> [Task]: Would you please state how many lines in the entries contain the word "amount"? Only the number should be given.

(Data extracted from a collection)
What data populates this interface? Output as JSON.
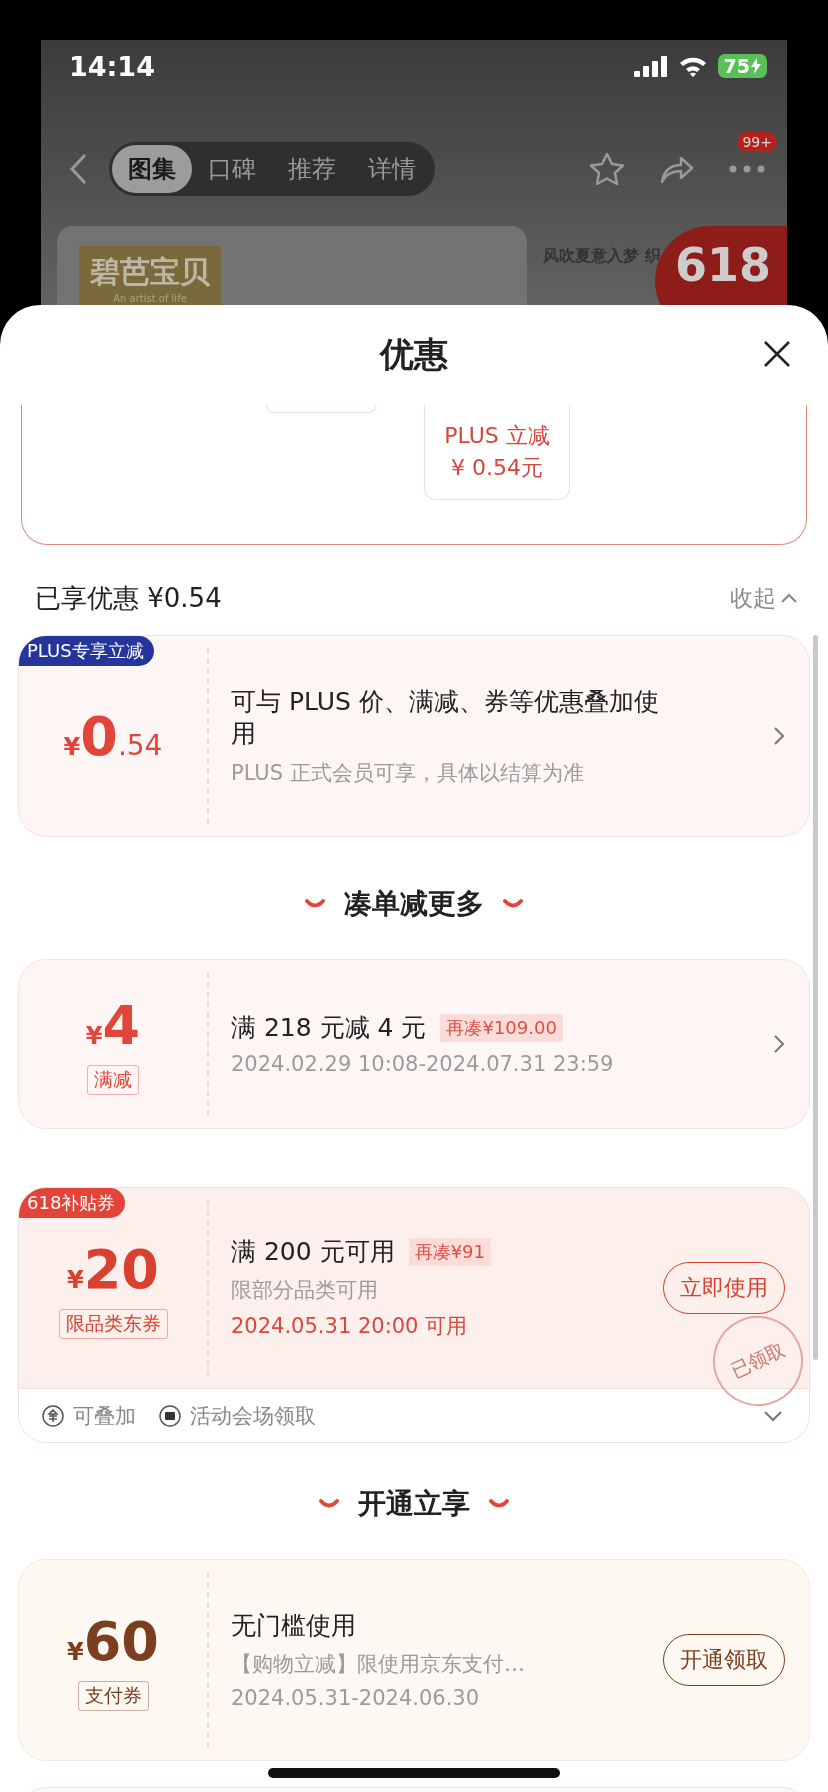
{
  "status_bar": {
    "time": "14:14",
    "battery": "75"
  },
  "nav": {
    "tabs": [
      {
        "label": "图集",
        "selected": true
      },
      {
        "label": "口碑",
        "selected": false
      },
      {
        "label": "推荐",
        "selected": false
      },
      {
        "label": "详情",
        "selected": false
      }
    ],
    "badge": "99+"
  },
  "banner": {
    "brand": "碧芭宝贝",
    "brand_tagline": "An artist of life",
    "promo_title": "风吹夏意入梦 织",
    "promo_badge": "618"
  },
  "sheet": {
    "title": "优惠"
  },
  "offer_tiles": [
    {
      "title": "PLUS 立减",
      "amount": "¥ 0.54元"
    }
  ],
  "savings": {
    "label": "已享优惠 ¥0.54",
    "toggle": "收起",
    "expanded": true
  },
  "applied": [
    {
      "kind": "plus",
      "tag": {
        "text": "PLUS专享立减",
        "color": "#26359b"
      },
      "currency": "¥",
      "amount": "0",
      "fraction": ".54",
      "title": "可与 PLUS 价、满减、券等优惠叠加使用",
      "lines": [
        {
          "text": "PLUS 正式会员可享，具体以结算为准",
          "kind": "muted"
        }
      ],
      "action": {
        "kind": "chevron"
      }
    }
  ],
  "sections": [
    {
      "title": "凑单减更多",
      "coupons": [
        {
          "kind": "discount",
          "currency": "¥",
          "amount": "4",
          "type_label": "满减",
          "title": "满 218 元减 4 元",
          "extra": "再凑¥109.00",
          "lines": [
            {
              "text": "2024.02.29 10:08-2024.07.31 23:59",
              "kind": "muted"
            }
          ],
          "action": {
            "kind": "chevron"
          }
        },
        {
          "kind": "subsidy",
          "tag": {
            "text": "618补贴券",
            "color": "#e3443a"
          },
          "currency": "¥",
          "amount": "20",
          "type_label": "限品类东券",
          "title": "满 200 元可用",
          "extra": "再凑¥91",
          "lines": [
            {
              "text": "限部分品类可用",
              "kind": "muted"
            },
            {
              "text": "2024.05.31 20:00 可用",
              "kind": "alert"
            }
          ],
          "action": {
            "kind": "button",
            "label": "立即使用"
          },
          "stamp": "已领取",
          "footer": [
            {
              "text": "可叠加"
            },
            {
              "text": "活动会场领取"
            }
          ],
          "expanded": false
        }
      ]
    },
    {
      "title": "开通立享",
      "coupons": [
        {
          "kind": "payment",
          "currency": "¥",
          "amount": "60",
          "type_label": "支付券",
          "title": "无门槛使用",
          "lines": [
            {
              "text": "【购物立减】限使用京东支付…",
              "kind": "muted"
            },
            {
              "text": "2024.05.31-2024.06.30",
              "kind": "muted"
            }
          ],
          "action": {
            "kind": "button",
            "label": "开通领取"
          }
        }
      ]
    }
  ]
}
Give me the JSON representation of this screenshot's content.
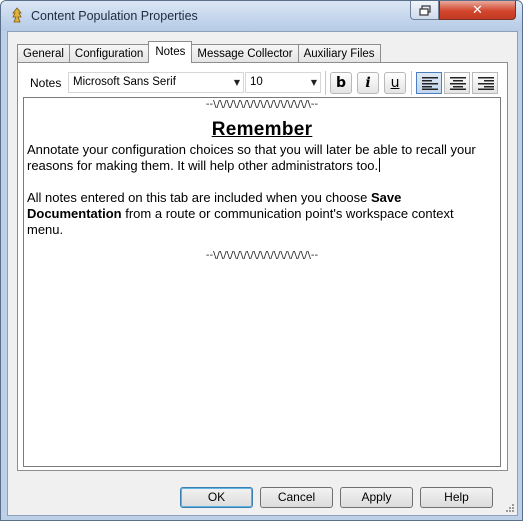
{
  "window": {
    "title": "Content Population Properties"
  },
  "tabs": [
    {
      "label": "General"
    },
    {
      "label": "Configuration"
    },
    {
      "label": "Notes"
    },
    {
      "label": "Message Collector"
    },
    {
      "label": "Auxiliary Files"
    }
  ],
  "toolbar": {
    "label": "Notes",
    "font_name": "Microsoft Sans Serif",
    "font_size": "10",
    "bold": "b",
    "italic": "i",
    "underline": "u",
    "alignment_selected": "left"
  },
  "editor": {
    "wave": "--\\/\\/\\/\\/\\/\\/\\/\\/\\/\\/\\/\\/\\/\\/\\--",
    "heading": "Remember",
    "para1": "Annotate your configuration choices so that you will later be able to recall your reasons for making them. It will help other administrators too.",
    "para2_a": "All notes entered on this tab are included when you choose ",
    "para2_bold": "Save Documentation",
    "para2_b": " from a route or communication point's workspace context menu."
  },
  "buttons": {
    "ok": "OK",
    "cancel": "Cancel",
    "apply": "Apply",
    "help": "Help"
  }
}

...

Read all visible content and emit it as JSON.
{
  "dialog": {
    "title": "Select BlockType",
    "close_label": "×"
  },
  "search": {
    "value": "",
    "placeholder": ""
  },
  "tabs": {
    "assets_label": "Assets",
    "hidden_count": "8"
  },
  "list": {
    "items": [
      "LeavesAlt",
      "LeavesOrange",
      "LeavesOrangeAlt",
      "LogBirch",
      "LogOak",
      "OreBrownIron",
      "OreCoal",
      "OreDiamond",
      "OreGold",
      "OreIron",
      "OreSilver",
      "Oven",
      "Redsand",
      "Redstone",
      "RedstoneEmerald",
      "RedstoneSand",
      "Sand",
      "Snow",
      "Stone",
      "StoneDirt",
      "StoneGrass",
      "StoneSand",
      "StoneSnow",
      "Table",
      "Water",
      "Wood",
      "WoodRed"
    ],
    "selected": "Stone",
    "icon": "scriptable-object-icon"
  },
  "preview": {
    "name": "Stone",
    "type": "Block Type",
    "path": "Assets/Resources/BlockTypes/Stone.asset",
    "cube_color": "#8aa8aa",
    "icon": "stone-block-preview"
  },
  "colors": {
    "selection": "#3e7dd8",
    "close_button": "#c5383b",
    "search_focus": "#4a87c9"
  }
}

> [Response]: 5